» The task
Give back every record below, character for character.

» Items from a data source
####################

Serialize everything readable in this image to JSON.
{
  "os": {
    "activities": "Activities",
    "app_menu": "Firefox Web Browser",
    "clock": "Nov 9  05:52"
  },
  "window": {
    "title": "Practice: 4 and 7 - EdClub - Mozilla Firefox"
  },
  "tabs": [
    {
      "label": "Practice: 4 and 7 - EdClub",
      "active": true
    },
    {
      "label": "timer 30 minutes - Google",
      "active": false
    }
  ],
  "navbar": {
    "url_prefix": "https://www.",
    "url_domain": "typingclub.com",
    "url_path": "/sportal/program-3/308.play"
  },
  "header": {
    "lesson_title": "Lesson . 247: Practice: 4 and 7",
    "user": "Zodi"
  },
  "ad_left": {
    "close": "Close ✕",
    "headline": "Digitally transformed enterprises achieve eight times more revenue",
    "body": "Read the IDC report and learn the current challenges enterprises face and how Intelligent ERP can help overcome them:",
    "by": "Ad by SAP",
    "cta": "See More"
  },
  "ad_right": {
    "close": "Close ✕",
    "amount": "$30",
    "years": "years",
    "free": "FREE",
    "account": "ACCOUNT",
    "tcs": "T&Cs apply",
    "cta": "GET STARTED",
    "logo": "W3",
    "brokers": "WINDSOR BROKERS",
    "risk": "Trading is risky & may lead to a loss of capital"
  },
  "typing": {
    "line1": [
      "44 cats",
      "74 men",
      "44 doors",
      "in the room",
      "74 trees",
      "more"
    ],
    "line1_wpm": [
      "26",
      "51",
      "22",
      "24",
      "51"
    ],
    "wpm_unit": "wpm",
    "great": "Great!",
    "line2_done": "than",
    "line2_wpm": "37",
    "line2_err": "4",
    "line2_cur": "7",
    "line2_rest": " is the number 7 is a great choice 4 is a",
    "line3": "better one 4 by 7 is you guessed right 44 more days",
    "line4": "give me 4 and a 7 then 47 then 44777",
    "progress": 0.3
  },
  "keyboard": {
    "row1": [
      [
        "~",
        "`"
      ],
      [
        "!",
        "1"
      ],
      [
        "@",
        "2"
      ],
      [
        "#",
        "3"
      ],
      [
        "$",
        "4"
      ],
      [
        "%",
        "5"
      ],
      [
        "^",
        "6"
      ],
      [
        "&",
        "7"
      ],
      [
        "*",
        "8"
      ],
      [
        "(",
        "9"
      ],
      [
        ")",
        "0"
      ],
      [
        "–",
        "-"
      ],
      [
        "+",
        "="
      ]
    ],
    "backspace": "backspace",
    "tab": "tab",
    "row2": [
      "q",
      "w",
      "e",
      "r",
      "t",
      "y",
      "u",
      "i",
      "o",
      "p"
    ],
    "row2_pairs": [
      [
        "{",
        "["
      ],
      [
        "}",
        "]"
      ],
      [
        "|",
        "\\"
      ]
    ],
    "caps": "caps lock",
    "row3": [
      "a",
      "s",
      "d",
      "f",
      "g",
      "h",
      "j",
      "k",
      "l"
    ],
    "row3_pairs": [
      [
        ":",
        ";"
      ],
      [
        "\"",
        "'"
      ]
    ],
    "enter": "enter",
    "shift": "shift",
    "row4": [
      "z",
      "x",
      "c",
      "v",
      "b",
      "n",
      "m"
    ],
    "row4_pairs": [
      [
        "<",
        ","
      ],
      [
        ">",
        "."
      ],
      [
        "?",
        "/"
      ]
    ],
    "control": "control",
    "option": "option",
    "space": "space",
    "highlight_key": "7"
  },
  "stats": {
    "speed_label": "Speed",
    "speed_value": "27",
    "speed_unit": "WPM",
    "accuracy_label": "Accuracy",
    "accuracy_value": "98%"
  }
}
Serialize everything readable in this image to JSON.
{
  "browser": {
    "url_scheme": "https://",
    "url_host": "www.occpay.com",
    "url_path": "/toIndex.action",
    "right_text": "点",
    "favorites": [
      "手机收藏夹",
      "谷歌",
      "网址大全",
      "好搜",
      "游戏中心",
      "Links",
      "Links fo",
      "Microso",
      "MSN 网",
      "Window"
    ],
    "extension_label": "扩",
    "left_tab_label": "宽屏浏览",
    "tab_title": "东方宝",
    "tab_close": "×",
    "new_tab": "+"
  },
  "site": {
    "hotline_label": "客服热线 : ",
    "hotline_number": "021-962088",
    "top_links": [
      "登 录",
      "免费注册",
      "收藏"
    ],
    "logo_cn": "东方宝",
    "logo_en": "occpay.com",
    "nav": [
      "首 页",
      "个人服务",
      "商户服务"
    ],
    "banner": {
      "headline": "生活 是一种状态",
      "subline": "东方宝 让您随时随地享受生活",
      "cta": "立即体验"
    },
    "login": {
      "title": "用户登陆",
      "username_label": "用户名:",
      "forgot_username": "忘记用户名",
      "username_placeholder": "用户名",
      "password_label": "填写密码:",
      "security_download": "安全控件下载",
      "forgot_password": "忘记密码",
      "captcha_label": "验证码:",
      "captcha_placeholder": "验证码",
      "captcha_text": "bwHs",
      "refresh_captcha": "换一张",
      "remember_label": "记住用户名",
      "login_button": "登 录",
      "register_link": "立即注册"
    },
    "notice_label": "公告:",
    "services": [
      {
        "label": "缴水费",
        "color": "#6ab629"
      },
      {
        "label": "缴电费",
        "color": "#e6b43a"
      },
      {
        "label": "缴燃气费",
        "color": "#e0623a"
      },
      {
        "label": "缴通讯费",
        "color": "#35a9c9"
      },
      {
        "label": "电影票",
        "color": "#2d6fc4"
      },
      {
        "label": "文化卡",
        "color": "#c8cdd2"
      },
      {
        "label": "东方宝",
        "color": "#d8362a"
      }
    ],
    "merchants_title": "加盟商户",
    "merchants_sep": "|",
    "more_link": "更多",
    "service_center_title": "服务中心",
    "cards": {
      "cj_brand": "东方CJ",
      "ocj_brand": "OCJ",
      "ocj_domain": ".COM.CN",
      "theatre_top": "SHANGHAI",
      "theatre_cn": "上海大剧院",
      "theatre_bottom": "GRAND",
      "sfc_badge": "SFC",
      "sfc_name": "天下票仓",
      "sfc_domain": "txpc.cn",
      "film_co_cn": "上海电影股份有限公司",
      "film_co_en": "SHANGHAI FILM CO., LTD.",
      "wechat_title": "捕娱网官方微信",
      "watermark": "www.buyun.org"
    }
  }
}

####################

» Solution to this task
Serialize everything readable in this image to JSON.
{
  "os": {
    "activities": "Activities",
    "app_menu": "Firefox Web Browser",
    "clock": "Nov 9  05:52"
  },
  "window": {
    "title": "Practice: 4 and 7 - EdClub - Mozilla Firefox"
  },
  "tabs": [
    {
      "label": "Practice: 4 and 7 - EdClub",
      "active": true
    },
    {
      "label": "timer 30 minutes - Google",
      "active": false
    }
  ],
  "navbar": {
    "url_prefix": "https://www.",
    "url_domain": "typingclub.com",
    "url_path": "/sportal/program-3/308.play"
  },
  "header": {
    "lesson_title": "Lesson . 247: Practice: 4 and 7",
    "user": "Zodi"
  },
  "ad_left": {
    "close": "Close ✕",
    "headline": "Digitally transformed enterprises achieve eight times more revenue",
    "body": "Read the IDC report and learn the current challenges enterprises face and how Intelligent ERP can help overcome them:",
    "by": "Ad by SAP",
    "cta": "See More"
  },
  "ad_right": {
    "close": "Close ✕",
    "amount": "$30",
    "years": "years",
    "free": "FREE",
    "account": "ACCOUNT",
    "tcs": "T&Cs apply",
    "cta": "GET STARTED",
    "logo": "W3",
    "brokers": "WINDSOR BROKERS",
    "risk": "Trading is risky & may lead to a loss of capital"
  },
  "typing": {
    "line1": [
      "44 cats",
      "74 men",
      "44 doors",
      "in the room",
      "74 trees",
      "more"
    ],
    "line1_wpm": [
      "26",
      "51",
      "22",
      "24",
      "51"
    ],
    "wpm_unit": "wpm",
    "great": "Great!",
    "line2_done": "than",
    "line2_wpm": "37",
    "line2_err": "4",
    "line2_cur": "7",
    "line2_rest": " is the number 7 is a great choice 4 is a",
    "line3": "better one 4 by 7 is you guessed right 44 more days",
    "line4": "give me 4 and a 7 then 47 then 44777",
    "progress": 0.3
  },
  "keyboard": {
    "row1": [
      [
        "~",
        "`"
      ],
      [
        "!",
        "1"
      ],
      [
        "@",
        "2"
      ],
      [
        "#",
        "3"
      ],
      [
        "$",
        "4"
      ],
      [
        "%",
        "5"
      ],
      [
        "^",
        "6"
      ],
      [
        "&",
        "7"
      ],
      [
        "*",
        "8"
      ],
      [
        "(",
        "9"
      ],
      [
        ")",
        "0"
      ],
      [
        "–",
        "-"
      ],
      [
        "+",
        "="
      ]
    ],
    "backspace": "backspace",
    "tab": "tab",
    "row2": [
      "q",
      "w",
      "e",
      "r",
      "t",
      "y",
      "u",
      "i",
      "o",
      "p"
    ],
    "row2_pairs": [
      [
        "{",
        "["
      ],
      [
        "}",
        "]"
      ],
      [
        "|",
        "\\"
      ]
    ],
    "caps": "caps lock",
    "row3": [
      "a",
      "s",
      "d",
      "f",
      "g",
      "h",
      "j",
      "k",
      "l"
    ],
    "row3_pairs": [
      [
        ":",
        ";"
      ],
      [
        "\"",
        "'"
      ]
    ],
    "enter": "enter",
    "shift": "shift",
    "row4": [
      "z",
      "x",
      "c",
      "v",
      "b",
      "n",
      "m"
    ],
    "row4_pairs": [
      [
        "<",
        ","
      ],
      [
        ">",
        "."
      ],
      [
        "?",
        "/"
      ]
    ],
    "control": "control",
    "option": "option",
    "space": "space",
    "highlight_key": "7"
  },
  "stats": {
    "speed_label": "Speed",
    "speed_value": "27",
    "speed_unit": "WPM",
    "accuracy_label": "Accuracy",
    "accuracy_value": "98%"
  }
}
Serialize everything readable in this image to JSON.
{
  "browser": {
    "url_scheme": "https://",
    "url_host": "www.occpay.com",
    "url_path": "/toIndex.action",
    "right_text": "点",
    "favorites": [
      "手机收藏夹",
      "谷歌",
      "网址大全",
      "好搜",
      "游戏中心",
      "Links",
      "Links fo",
      "Microso",
      "MSN 网",
      "Window"
    ],
    "extension_label": "扩",
    "left_tab_label": "宽屏浏览",
    "tab_title": "东方宝",
    "tab_close": "×",
    "new_tab": "+"
  },
  "site": {
    "hotline_label": "客服热线 : ",
    "hotline_number": "021-962088",
    "top_links": [
      "登 录",
      "免费注册",
      "收藏"
    ],
    "logo_cn": "东方宝",
    "logo_en": "occpay.com",
    "nav": [
      "首 页",
      "个人服务",
      "商户服务"
    ],
    "banner": {
      "headline": "生活 是一种状态",
      "subline": "东方宝 让您随时随地享受生活",
      "cta": "立即体验"
    },
    "login": {
      "title": "用户登陆",
      "username_label": "用户名:",
      "forgot_username": "忘记用户名",
      "username_placeholder": "用户名",
      "password_label": "填写密码:",
      "security_download": "安全控件下载",
      "forgot_password": "忘记密码",
      "captcha_label": "验证码:",
      "captcha_placeholder": "验证码",
      "captcha_text": "bwHs",
      "refresh_captcha": "换一张",
      "remember_label": "记住用户名",
      "login_button": "登 录",
      "register_link": "立即注册"
    },
    "notice_label": "公告:",
    "services": [
      {
        "label": "缴水费",
        "color": "#6ab629"
      },
      {
        "label": "缴电费",
        "color": "#e6b43a"
      },
      {
        "label": "缴燃气费",
        "color": "#e0623a"
      },
      {
        "label": "缴通讯费",
        "color": "#35a9c9"
      },
      {
        "label": "电影票",
        "color": "#2d6fc4"
      },
      {
        "label": "文化卡",
        "color": "#c8cdd2"
      },
      {
        "label": "东方宝",
        "color": "#d8362a"
      }
    ],
    "merchants_title": "加盟商户",
    "merchants_sep": "|",
    "more_link": "更多",
    "service_center_title": "服务中心",
    "cards": {
      "cj_brand": "东方CJ",
      "ocj_brand": "OCJ",
      "ocj_domain": ".COM.CN",
      "theatre_top": "SHANGHAI",
      "theatre_cn": "上海大剧院",
      "theatre_bottom": "GRAND",
      "sfc_badge": "SFC",
      "sfc_name": "天下票仓",
      "sfc_domain": "txpc.cn",
      "film_co_cn": "上海电影股份有限公司",
      "film_co_en": "SHANGHAI FILM CO., LTD.",
      "wechat_title": "捕娱网官方微信",
      "watermark": "www.buyun.org"
    }
  }
}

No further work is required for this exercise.